  36. 36. PHYSIOLOGICAL JAUNDICE Explain about benign nature of the disease Encourage to breastfeed frequently & exclusively Ask Mother to bring baby back if baby looks deep yellow or palms & soles have yellow staining.
  38. 38. PHOTOTHERAPY Mainstay of treatment Under blue-green light(460490nm), insoluble bilirubin is converted into soluble isomers that can be excreted in urine & feces. To be effective, bilirubin must be present in skin; hence nor role for prophylactic phototherapy

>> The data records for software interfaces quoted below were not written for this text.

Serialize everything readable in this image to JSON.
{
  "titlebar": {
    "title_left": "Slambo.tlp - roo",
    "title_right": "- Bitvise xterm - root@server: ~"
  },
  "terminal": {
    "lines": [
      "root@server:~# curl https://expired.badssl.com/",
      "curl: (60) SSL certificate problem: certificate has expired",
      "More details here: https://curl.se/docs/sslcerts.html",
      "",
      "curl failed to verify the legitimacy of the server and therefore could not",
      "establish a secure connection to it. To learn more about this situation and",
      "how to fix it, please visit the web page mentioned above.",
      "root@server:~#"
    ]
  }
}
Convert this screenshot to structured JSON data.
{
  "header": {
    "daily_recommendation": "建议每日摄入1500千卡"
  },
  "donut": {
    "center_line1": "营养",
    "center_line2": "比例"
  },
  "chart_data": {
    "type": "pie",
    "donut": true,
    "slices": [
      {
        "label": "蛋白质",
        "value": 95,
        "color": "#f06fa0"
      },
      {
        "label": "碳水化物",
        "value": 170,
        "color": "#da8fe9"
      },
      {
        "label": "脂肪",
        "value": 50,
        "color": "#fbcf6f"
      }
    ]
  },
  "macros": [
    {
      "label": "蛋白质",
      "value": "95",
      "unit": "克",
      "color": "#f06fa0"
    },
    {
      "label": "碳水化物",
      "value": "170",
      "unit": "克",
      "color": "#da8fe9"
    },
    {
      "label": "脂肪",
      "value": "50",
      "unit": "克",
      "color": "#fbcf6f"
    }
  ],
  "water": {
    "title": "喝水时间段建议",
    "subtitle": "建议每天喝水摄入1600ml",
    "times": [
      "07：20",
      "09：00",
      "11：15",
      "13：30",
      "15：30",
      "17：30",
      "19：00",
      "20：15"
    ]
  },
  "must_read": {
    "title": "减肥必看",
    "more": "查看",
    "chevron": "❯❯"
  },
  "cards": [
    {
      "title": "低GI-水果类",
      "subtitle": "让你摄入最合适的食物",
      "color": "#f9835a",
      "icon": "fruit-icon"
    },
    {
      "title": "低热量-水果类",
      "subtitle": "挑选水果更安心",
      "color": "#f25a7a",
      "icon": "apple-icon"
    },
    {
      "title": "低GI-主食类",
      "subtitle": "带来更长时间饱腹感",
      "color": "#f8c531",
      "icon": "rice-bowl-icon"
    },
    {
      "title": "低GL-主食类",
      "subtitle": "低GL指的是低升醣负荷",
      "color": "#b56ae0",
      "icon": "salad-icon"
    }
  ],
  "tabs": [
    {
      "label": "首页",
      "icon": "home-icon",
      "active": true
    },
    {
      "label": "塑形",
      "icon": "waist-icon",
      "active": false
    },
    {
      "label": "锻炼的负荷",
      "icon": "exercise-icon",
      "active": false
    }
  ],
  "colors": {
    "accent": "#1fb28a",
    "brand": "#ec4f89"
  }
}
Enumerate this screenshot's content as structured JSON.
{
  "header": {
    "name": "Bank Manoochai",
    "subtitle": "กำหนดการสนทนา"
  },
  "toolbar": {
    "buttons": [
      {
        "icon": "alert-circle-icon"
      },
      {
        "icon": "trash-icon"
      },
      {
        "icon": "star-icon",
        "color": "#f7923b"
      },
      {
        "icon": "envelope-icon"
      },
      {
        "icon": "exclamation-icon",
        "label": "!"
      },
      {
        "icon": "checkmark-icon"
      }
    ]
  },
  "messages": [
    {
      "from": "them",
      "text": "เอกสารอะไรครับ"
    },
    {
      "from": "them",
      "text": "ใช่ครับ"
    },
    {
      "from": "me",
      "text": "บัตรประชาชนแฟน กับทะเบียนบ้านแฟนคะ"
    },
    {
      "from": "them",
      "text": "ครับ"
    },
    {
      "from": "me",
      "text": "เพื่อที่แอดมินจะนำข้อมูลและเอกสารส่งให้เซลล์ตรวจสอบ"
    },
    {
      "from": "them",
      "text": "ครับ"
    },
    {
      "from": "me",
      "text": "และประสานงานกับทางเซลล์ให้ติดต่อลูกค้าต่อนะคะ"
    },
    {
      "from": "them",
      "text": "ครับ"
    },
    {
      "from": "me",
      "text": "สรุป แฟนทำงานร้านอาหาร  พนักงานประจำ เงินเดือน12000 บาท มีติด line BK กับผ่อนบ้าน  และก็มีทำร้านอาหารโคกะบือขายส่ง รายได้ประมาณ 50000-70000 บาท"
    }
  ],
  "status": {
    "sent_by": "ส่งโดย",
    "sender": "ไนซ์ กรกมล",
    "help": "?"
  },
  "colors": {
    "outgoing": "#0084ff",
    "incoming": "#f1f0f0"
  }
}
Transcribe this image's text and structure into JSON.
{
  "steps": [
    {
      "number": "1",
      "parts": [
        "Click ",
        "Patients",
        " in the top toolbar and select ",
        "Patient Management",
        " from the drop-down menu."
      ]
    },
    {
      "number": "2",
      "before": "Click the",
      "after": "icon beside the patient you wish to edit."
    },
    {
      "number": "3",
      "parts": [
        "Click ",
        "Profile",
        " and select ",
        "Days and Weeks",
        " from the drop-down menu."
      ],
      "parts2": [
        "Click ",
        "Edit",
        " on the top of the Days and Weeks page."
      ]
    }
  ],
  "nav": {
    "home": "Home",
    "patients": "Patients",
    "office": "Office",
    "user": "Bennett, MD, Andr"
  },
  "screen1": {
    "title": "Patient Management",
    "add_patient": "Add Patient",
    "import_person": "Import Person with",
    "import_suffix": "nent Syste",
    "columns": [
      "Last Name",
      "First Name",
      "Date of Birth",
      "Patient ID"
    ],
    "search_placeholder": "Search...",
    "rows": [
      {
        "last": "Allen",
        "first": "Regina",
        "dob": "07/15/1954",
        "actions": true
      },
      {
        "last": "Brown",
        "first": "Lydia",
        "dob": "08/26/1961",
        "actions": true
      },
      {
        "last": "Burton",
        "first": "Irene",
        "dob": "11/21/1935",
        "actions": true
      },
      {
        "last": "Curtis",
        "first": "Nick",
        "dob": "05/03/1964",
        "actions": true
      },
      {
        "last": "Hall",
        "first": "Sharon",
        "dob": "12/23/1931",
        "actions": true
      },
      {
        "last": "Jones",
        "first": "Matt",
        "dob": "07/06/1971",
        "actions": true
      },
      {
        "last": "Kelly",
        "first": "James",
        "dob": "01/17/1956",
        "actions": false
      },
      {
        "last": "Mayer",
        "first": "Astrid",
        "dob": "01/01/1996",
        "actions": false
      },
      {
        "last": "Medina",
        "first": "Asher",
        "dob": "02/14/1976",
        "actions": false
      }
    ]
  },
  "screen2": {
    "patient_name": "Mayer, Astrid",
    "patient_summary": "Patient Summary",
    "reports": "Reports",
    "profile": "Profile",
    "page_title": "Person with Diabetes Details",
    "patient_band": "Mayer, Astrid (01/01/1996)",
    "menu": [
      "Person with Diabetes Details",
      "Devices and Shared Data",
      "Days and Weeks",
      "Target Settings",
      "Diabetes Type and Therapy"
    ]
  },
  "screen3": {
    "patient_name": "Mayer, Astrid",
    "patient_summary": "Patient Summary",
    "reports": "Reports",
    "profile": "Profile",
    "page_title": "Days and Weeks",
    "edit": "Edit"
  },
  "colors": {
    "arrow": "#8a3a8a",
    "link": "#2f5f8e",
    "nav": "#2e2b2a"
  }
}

  39. 39. Term & near term neonates: The American Academy of Pediatrics (AAP) has laid down criteria for managing babies with elevated serum bilirubin based on gestational age and other risk factors( hemolysis , asphyxia, low albumin level, hypothermia)
  41. 41. Configurational Isomerization Z-isomer converted to E-isomer Reaction is instantaneous but reversible. After exposure of 8-12 hrs, this constitutes about 25% of the TSB which is non-toxic. Excreted slowly from the body; hence not a major mechanism for decrease in TSB.
  42. 42. Structural Isomerization Irreversible reaction Bilirubin is converted into Lumirubin. This product forms 2-6% of TSB which is rapidly excreted from body thus is mainly responsible for phototherapy induced decline in TSB.
  43. 43. Photo oxidation Minor reaction
  44. 44. Administering Phototherapy: Optimum ambient room temperature( 2528celcius) to prevent hypothermia. Remove all clothes of baby except diaper Cover baby’s eyes with an eye patch(to prevent retinal degeneration) ensuring that it does not block the baby’s nostrils. Place the baby under the lights in a cot if weight is more than 2kg or in an incubator if baby is small(<2kg)
  45. 45. Keep the distance between the baby & the light 30-45cm. Ensure optimum breastfeeding as intermittent feeding sessions. Monitor temperature of the baby every 24hrs Measure TSB every 12-24hrs. Discontinue, once 2 TSB values 12hr apart fall below current age-specific cut-offs. Monitor for rebound bilirubin rise within 24hrs.
  46. 46. Complications of Phototherapy: Loose stools Erythematous macular rash Purpuric rash associated with transient porphyrinemia Over-heating Dehydration Bronze baby syndrome
  47. 47. Bronze Baby Syndrome Intense grey-brown discoloration of the skin, serum, and urine, especially in premature infants; when phototherapy was used to reduce hyperbilirubinemia. Preexisting hepatic disease is suspected as a cause of the jaundice and may have prevented the biliary excretion of the photo oxidation products of bilirubin; their retention resulted in the bronze discoloration.
  48. 48. EXCHANGE TRANSFUSION Double Volume Exchange Transfusion (DVET) : 160-180ml/kg; is to be performed if TSB levels reach age-specific cut-offs or if the infant shows signs of bilirubin encephalopathy, irrespective of TSB levels. If baby shows signs of cardiac decompensation at birth, partial exchange transfusion with 50ml/kg of packed red cells should be done to quickly restore oxygen carrying capacity of blood. Umbilical venous route.
  49. 49. FOLLOWUP Babies with serum bilirubin>20 mg/dl & those who required ET should be kept under follow-up in high-risk clinic for neurodevelopmental outcome. Hearing assessment should be done at 3months of age.
  50. 50. PREVENTION Ante-natal screening to detect Rh isoimmunization & prompt administration of Anti D after first obstetric event. Ensure adequate breast feeding. Educate parent about danger signs to ensure immediate checkup. Follow-up high risk babies( large cephalohematoma, family history of jaundice) for 2-3 days of discharge.
  51. 51. JAUNDICE IN THE CHILD & ADOLESCENT HISTORY: Age at onset of symptoms. E.g.: Wilson’s disease commonly manifests in preadolescents & adolescents. Past/present use of any drugs H/o of blood transfusion/ dialysis Exposure to viral hepatitis Any h/o of chronic illness; hemoglobinopathies.
  52. 52. DDs of Un-conjugated Hyperbilirubinemia: Auto-immune hemolytic anemias Drug induced hemolytic anemias Erythrocyte membrane defects Erythrocyte enzyme defects Hemoglobinopathies Congestive cardiac failure Sepsis Gilbert syndrome.
  53. 53. DDs of Conjugated Hyperbilirubinemia: 1.     2.      Obstructive Gall stones Primary sclerosing cholangitis Choledochal cyst Tumors Infections Hepatitis A, B, C, D, E EBV,CMV Varicella zoster HIV Leptospirosis
  54. 54. THANK YOU